I. The conservation of momentum found in the timeline of modern man is not that of physics textbooks, billiards balls intersecting at acute angles, creating subtle trajectories, constantly converging and diverging in Newtonian harmony. Rather it is the product of direct collision, a kinetic explosion where inertia (and those that reek of it) is lain to waste. The clash of civilizations is assuredly a violent one. More curious is its aftermath - and whether there will be one.
II. In secret, we imagine ourselves as post-apocalyptic MacGyvers, deftly boiling water and gutting feral cats in our urban squatter's village, recommissioning cell phones as handheld generators, whipping out our Leatherman at the slightest hint of mechanical failure. The what-if scenarios that occupy the mind of the would-be hero are as endless as they are varied: Nuclear winter? A self-made Geiger counter should do the trick. Religious rapture? A pure heart and clear conscience makes all the difference. No situation goes unturned, uncalculated, unconsidered. Readiness is not a skill one can acquire post facto.
III. And so much more appealing than our own prowess is the gross failure of the rest of the populace. The follies of a generation, a nation, and entire philosophy can be revealed and amplified by tragedy. We can distance ourselves from the sheep, the defeatists, the yes men, the screeching terror of do-nothingness. Sympathy for the afflicted is a new construct, smacking of irony and political correctness. Our strength comes in being unlike them, for the apocalypse only befalls those who deserve its effects - this from its very definition. The apocalypse is not an incident, a new wrinkle in an old playbook. It is merely a revelation, a spotlight on unworthiness, every fate the logical outcome of a determined world. This is the dream of the survivor.

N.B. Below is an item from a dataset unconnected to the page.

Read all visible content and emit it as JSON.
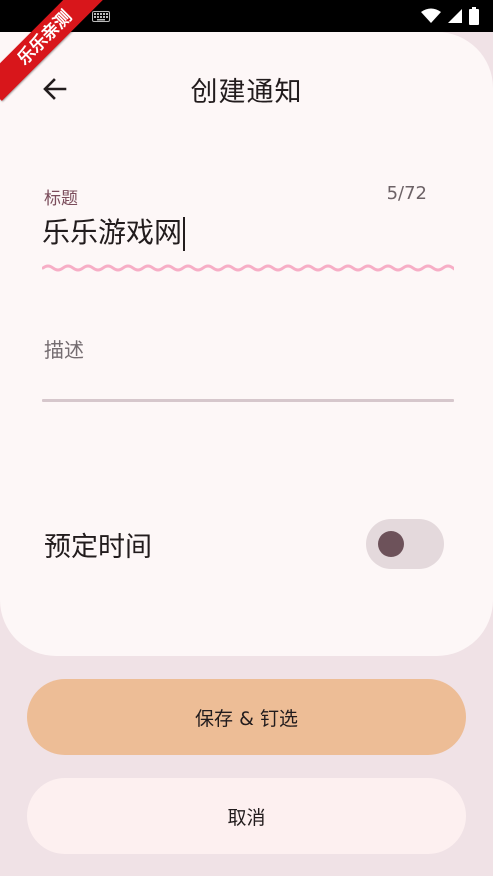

IV. The polar extremes of humanity's ruin are sufficiently close that all fringe theories fit neatly within. Murder, theft, and anarchy are a given. Famine and war will run their course, but these are safely within the realm of a reasonable annihilation - the missionary positions of apocalypse porn. Cannibalism, torture, mass suicides, and unfettered masochism are endorsed as viable product to push. Underground cities, ramshackle industrial complexes, mountain caves and forests are common shelters. Whatever can be imagined can be wrought against us, and certainly no good deed will go unpunished in apocalyptic fiction. Certainly Luddism is rampant: from the miniature devolutions of Jurassic Park and A Sound of Thunder to the more obvious end of military technology and artificial intelligence, science's moral neutrality is a useful tool for exposing man's self-tendency towards oblivion. A small consolation, then: even behind our own demise most likely lies genius.

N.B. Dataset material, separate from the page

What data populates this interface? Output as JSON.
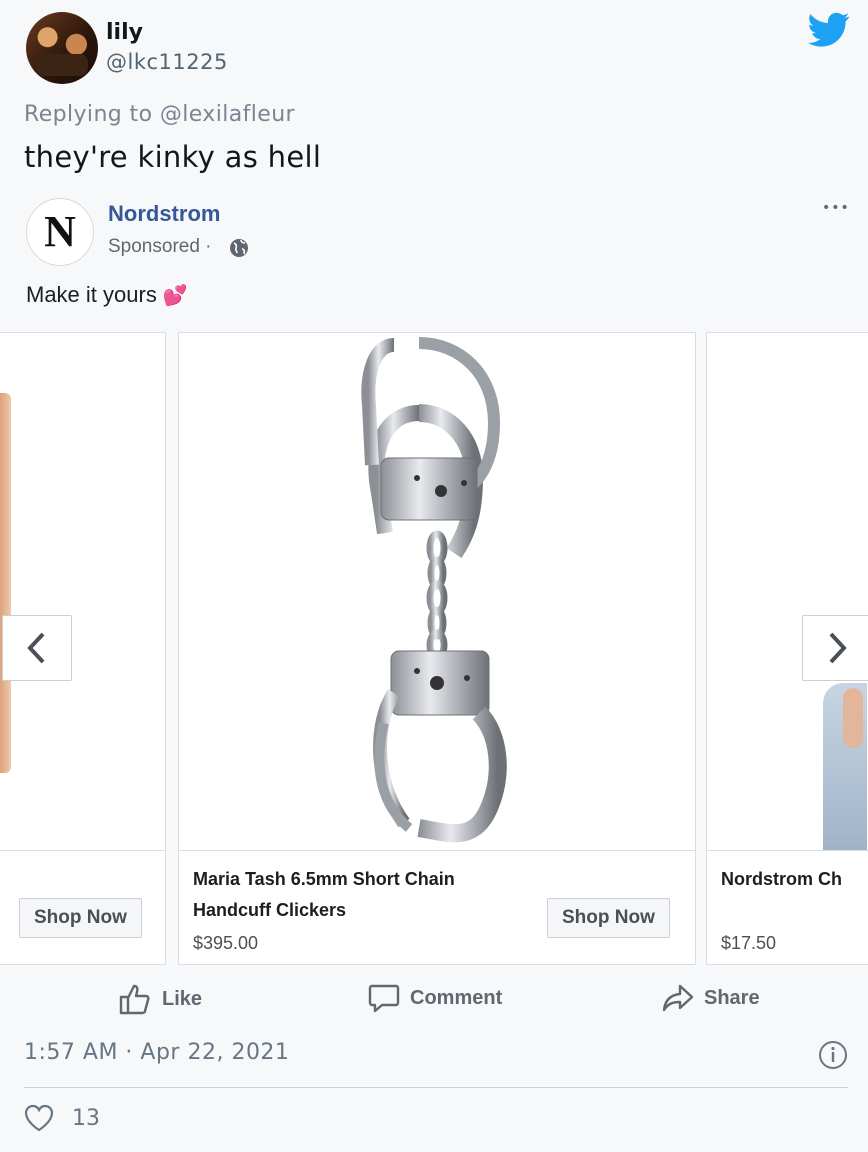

V. If the last millennia has proven anything, it is that doubt trumps dogma. Quantum physics is its child, relativity its partner, entropy its master. The reason is simple: our natural extension of the ultimate doubt, the afterlife. Whatever promises can be offered us by the powerful and the wise, they are no match for eternity. And if we're going down, we want the whole ship to go down with us. It's reassuring to associate our lifetime with the pinnacle of humanity, and an apocalypse would only confirm what our egos have suspected since we were babbling babes: that we were the last best thing created. To merely suffer private doom is not just lonely anguish, but abject failure.
VI. This is where vanity rears its ugly head: surely no century is more ripe for apocalypse than the 21st. The technological singularity is telescoping ever more rapidly; the capability for mass destruction has moved from the nation to the splinter cell to the individual; and while limits on privacy, activity, and survivalist philosophy increase regularly, so do the efforts to thwart them. Our spheres of influence have expanded in scope, but shrunk in number. Oil, the Internet, the dollar - without any one, collapse is all but guaranteed. The most likely scenario is one of infiltration and betrayal: an agent somewhere will engender trust, only to abuse it in a shocking singular event. And even the most contained chaos poses opportunities in this age which did not exist before. The earth is flat, history has ended. It is no longer a matter of if, but when.
VII. Except for the few who demand specifics, a general sense of the criteria for apocalypse are sufficient. Hindsight is more often the friend of skeptics than the faithful. Forgiving a fool is hard; when it is yourself, impossible. It is this savvy nuance of modern prophets that give them their strength. Every end is judged by probability. The promotion of ideals cannot be founded on any one platform of malaise, one timetable of anarchy. The genesis for thoughtcrime and ubiquitous surveillance was not controlling people, but controlling the history books. Not content with controlling our present, they are determined to control the future as well, to own it before it happens. In the endless abyss, the man in the high castle has the farthest to fall.